The Nelson County Historical Society has established an endowment for its Hurricane Camille Resource Center to support continuing its mission to collect and make available documents, photographs, videos and artifacts from the 1969 flood.
The August 1969 storm event claimed the lives of 124 people and caused millions of dollars in damage in Nelson County.
The Historical Society raised funds for the 50th anniversary of Camille in 2019 to enhance its existing exhibit on the storm’s impact at Oakland Museum through donations, a concert and sales of a book, “Commemorating Camille,” with more than 200 photographs showing the damage done to its many communities.
“The $25,000 endowment will be used to ensure the continued preservation of artifacts and stories related to the tragic events of August 1969 and to remember those who lost their lives and the many heroes who responded during the crisis,” said Debbie Harvey, president of the Society’s board of directors, in a news release.
People are also reading…
The exhibit’s newest features are a Camille television channel and binders with newspaper articles from area and regional newspapers for visitors to view.
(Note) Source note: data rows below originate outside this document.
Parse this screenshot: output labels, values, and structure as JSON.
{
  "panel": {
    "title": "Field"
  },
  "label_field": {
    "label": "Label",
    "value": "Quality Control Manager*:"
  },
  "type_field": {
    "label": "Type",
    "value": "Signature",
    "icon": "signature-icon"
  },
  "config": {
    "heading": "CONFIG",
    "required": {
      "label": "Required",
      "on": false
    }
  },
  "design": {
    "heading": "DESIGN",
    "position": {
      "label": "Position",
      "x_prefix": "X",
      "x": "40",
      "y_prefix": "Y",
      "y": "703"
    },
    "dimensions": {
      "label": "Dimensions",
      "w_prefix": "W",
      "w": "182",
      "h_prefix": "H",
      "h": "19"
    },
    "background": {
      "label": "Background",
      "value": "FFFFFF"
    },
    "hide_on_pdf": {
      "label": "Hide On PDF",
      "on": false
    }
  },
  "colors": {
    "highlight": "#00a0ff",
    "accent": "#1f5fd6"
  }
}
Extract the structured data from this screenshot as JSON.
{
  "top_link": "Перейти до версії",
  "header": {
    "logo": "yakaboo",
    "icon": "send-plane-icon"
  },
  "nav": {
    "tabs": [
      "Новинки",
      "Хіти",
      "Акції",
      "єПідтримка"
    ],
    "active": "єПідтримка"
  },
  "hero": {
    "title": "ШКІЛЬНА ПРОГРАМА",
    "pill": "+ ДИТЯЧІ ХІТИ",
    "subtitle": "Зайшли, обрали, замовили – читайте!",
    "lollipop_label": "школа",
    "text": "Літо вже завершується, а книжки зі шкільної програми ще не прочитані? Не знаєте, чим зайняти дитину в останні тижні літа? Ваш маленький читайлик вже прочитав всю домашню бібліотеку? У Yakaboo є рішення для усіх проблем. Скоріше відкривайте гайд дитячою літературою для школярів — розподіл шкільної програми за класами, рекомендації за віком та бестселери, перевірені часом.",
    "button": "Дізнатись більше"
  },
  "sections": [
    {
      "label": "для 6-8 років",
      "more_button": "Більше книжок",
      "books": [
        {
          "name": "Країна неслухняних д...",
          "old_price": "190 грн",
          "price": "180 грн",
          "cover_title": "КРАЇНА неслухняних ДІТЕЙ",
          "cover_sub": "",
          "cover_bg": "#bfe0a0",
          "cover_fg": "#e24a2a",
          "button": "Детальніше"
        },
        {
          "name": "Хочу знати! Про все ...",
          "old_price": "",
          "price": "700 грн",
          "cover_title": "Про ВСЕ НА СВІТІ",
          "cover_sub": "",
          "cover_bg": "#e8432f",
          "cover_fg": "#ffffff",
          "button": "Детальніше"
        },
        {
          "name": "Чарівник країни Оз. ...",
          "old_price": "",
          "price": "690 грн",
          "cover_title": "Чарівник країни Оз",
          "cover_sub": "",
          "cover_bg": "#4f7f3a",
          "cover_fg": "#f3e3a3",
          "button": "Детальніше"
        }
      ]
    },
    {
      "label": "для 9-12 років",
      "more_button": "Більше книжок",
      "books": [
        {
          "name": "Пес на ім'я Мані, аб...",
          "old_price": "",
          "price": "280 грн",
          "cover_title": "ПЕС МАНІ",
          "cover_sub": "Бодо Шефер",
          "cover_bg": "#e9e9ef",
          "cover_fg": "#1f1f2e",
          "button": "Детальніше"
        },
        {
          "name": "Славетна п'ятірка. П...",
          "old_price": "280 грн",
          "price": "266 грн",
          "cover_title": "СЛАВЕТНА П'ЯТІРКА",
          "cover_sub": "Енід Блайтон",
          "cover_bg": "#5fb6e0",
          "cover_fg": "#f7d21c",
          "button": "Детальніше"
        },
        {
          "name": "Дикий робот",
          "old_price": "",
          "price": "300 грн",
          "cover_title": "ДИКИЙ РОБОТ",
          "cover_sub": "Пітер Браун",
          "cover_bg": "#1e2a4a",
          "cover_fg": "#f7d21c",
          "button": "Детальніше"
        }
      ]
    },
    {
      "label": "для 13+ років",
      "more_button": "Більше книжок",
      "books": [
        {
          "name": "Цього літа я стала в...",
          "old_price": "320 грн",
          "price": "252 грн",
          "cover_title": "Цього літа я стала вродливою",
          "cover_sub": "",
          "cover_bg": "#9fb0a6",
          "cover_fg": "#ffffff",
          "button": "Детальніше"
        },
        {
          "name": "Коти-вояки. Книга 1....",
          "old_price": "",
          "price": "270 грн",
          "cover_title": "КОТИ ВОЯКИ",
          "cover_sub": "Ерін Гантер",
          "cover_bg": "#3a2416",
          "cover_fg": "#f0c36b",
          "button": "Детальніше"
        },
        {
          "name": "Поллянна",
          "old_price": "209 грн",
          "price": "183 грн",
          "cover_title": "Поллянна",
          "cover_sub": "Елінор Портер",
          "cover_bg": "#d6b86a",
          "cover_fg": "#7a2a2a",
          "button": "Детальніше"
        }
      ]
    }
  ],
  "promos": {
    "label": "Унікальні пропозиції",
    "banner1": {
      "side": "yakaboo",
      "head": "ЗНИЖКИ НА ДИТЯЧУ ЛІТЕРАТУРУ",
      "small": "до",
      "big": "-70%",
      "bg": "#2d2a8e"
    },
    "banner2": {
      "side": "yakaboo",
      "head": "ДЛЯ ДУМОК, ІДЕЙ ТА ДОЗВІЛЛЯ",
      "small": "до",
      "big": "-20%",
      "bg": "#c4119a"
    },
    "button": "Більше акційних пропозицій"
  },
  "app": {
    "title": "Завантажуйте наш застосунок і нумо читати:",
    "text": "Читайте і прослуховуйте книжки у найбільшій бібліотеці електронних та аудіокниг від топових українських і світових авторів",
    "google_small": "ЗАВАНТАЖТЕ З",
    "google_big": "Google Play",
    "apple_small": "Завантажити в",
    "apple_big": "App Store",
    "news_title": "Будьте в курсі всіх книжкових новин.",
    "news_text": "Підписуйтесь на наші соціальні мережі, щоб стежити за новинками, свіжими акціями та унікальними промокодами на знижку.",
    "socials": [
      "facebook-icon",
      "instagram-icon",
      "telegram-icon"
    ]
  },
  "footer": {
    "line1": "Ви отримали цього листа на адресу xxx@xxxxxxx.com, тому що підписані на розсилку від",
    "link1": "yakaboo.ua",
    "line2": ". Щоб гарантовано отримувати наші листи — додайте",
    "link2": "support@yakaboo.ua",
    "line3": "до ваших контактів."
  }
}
A recent visitor found an article on a close relative with information that confirmed family stories and provided more information on her experience in Howardsville, Harvey said.
The television channel includes a 12-minute overview of the flood’s impact with photos taken just after the event and interviews with nine people who experienced it. Also on the channel is a video showing aerial and on-the-ground photos taken of the Tyro and Muddy Creek communities two years before and right after the flood, giving viewers a graphic side-by-side comparison of the damage wrought by more than two feet of rain in a six-hour period.
The channel also includes numerous oral history interviews, documentaries by various media outlets and a slideshow of maps that trace the flooding and landslides that caused so much damage.
New artifacts on display include a radio used during the flood and an exhibit of cans of food airlifted to survivors’ families.
A plaque with donor’s names outside the door to the exhibit recognizes those who contributed.
Future plans include an outdoor pavilion by the parking lot to introduce visitors to what is inside the museum with panels on Camille and a map showing the areas of greatest destruction and additions to the television channel of photographs, videos and interviews.
Oakland Museum, at 5365 Thomas Nelson Highway near Colleen, is open 1 to 4 p.m. Wednesdays and 10 a.m. to 4 p.m. Saturdays.